Unlike the lame Stolen Summer, product of the first season of Ben Affleck and Matt Damon's rags-to-Hollywood HBO reality series, the second season's flick is marginally watchable: the teen comedy/drama The Battle of Shaker Heights, starring the moderately John Cusack–esque Shia LaBeouf and Amy Smart. The real stars, of course, are the newbie co-directors, Kyle Rankin and Efram Potelle, newbie writer Erica Beeney, and the Miramax staff led by producer Chris Moore. This exemplary three-disc DVD set (out July 13) is a must-buy for any aspiring filmmaker, hands down the most riveting reality show TV has concocted, because it chronicles a world only insiders have previously seen.
Rankin and Potelle are the best film teachers ever, because they so clearly show how to screw up the break of a lifetime. Be arrogant and ignorant. Ignore everyone from your writer to your studio bosses. Yell at your crew for not being able to read your mind, then give dumb orders. ("He's tellin' me where to put a microphone! I know where he can put a microphone!") Give opposing instructions to actors in the same scene, causing your female lead to lament, "Look at these guys! They don't know what they want!" Call pointless meetings for hours while you're losing the sunlight. Rewrite long monologues the last day of shooting, making the exhausted teen star incapable of nailing his lines. Deliver the final edit 30 minutes before the first public test screening, so the print can't be checked before 200 strangers see it and determine its fate. Badmouth the producer who's saving your ass daily. When J.Lo visits the set, be a bigger diva than she is.
Dim, dithering, charmless, and all but talentless, Rankin and Potelle are fascinatingly revolting characters, way more absorbing than anyone in Battle (which is included in the set along with all 13 episodes of the HBO series). Given that they made a halfway decent movie, imagine what you could do!

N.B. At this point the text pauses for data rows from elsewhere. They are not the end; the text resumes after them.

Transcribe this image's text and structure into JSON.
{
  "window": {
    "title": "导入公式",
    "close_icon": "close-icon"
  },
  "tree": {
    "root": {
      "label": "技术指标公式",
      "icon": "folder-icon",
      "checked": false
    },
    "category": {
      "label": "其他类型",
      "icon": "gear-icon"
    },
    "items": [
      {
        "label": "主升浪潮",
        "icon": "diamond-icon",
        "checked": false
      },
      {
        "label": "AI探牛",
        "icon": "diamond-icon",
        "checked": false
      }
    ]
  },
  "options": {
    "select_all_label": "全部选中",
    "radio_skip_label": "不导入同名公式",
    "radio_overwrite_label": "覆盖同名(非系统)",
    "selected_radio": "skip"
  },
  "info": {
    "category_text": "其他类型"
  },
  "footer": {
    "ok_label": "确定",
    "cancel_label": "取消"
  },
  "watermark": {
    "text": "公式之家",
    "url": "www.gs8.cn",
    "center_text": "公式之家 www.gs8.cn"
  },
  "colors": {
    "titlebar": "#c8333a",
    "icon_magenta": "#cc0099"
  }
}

NOT MUCH BETTER is the lame '70s send-up Starsky & Hutch, on disc July 20 and also featuring Amy Smart. Also out: Lindsay Lohan in Confessions of a Teenage Drama Queen; Al Pacino in People I Know; Nicole Kidman and Anthony Hopkins in the wan Philip Roth adaptation The Human Stain; Owen Wilson in The Big Bounce; and the documentary How's Your News?, about mentally disabled TV reporters.